Review: Whitehat Aviator
Some of my thoughts on the new web browser available for Mac OSx
Whitehat Aviator is a new web browser of Mac OSx that claims to be "the best and easiest way to bank, shop, browse, and use social networks while stopping viruses, advertisers, hackers, and cyber-crooks."
I thought I would download it and record my first impressions.
I am not a security analyst or anything similar, so I will merely be reporting on how the browser feels to use and how safe does it make me feel as a web user.
The installation was seemless, in standard Max OSx fashion you download a .dmg file which then makes you drag the application into your applications folder, once down it was accessible and the application launched without any additional setup or questions.
First Visual Impression
My immediate impression was it looked like I had started up a private session within Chrome;
It looks a little clunky with that extra row that appears under the URL bar (which at first glance I have no idea what it does or what benefit it brings me).
The big green Protected label that appears on sites initially jarred me a bit because it looked like it was just adding a superficial logo of trust, but on sites or pages that jumped to untrusted I suddenly became very curious about what was being tracked or stored about me.
The default search engine is Duck Duck Go, which I am more than happy with.
I went to a handful of my normal websites; tosbourn.com, twitter.com, imgur.com - imgur and tosbourn loaded 100% but when I tried to go to twitter my keychain and avaitor got themselves stuck in an infinite loop with it asking me to use confidential information in my keychain.
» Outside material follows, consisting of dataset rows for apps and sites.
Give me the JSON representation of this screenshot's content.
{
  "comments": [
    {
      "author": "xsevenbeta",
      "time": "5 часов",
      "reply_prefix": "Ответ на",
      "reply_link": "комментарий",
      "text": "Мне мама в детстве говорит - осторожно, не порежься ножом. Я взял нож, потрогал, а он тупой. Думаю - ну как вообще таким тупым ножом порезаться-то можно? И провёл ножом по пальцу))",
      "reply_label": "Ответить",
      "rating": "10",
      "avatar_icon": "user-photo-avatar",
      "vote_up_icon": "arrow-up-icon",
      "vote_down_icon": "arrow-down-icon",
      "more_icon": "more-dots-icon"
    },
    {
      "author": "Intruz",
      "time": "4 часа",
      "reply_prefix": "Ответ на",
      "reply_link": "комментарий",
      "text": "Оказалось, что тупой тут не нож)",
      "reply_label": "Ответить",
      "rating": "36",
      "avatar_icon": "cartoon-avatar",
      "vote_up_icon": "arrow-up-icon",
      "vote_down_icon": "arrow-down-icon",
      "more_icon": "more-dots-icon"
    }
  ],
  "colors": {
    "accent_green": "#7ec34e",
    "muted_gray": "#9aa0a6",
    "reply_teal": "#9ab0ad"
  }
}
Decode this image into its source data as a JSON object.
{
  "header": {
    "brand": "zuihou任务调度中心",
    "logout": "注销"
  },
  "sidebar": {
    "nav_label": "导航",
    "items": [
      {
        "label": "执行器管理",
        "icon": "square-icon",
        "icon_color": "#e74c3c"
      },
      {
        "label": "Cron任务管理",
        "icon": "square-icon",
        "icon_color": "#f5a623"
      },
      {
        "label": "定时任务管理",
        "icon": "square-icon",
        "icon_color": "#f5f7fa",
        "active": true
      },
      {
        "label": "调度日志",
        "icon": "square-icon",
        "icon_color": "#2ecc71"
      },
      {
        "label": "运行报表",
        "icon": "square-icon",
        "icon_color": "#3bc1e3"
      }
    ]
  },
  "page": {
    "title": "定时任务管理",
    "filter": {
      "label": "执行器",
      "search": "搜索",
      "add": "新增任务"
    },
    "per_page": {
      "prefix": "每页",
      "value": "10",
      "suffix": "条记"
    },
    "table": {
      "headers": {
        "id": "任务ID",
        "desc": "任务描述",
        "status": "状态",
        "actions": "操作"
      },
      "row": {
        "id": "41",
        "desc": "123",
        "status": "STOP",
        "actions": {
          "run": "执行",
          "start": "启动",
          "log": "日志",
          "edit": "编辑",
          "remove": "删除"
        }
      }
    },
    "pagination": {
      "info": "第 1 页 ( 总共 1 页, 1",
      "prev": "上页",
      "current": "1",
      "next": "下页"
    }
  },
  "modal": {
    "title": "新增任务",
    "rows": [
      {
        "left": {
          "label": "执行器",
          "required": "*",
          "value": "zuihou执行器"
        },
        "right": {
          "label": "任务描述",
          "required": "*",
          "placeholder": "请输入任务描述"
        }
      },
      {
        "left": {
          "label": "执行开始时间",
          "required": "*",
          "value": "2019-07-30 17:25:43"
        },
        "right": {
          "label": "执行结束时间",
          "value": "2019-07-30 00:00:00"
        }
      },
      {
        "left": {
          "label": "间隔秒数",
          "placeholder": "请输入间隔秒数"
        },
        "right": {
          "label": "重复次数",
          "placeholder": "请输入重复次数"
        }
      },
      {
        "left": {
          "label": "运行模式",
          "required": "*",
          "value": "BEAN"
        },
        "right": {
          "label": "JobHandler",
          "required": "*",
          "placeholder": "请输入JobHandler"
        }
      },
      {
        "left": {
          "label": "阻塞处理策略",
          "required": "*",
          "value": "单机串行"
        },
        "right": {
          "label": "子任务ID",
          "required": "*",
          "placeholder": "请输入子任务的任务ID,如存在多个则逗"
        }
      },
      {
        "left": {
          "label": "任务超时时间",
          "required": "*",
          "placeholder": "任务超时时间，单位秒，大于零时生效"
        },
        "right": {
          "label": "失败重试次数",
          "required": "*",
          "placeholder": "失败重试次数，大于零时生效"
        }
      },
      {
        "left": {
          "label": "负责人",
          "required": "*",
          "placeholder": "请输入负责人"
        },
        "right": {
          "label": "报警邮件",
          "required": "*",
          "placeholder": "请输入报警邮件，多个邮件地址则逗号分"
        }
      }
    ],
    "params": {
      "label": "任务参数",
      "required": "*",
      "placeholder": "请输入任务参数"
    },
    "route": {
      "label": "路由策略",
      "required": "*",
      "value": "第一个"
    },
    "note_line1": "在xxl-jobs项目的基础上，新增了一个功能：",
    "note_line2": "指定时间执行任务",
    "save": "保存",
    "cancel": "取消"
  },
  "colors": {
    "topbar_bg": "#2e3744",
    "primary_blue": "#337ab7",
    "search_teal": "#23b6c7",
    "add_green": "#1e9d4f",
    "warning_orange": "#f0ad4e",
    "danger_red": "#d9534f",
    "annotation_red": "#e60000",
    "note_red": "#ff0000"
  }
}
I had to quit out of the application at this point.
When I tried to quit out I was asked if I really wanted to quit, which is fine because I understand I could lose tabs or my place on a form or whatever, but I am a grown man so I then ticked the box to say don't ask me again, to which I got another prompt asking me if I was sure I meant to tick the box. I WAS SURE.
I restarted and went on with my playing.
Apart from these issues I found the browsing experience to be quick, and nothing obvious got in my way or made me feel like I was using a sub-par browser.
I know these aren't exactly what the browser was built for, but I figured I would run some tests.
I ran a couple of standard tests, first the Acid Test, the test passed, the animation was smooth enough, but some red text that was meant to disappear didn't.
Next up was the HTML5 browser test, in this the browser scored 448 + 9 Bonus points, which is very respectable.
What do things think this browser is?
This was interesting to me, I am guessing this is maybe a security feature? If not it is maybe a comment on how little we know about new browsers, but three different places gave me three different results for what my browser was!
- whatismybrowser.com reports "Chrome on Mac OS X"
- html5test.com reports "You are using an unknown browser that imitates Chrome Dev on Mac OS X"
- Facebook emailed me when I logged in and reported the browser was "Browser: Safari"
Here are some features that I immediately notice;
- Being able to view at a glance what is being tracked about you
- Having immediate access to the Disconnect plugin
Some features that I immediately noticed were lacking;
- The ability to open up a web inspector
- The ability to easily view source (you can prepend a site with view-source: to get around this)
The settings are pretty much exactly the same as Chrome, nothing specific or security focused added from what I could make out.
Extensions are handled through the Chrome Extension site, and any that I tried to install I was able to - this is a pretty big win for anyone who is used to using Google Chrome as their main web browser.
My Final Thoughts
I think Aviator is an interesting project, and I think apart from the small annoying things I noticed and some bugs that I am sure will be fixed in later releases, there is nothing to stop someone using this browser day to day.
I don't want to say I felt more secure using the browser but I certainly felt more aware of my browsing, which is probably a good thing. Hopefully it will give other browser makers a push to be a little more private by default.
I don't think I will jump ship from FireFox just yet, but I will certainly keep up to date with any news around this project.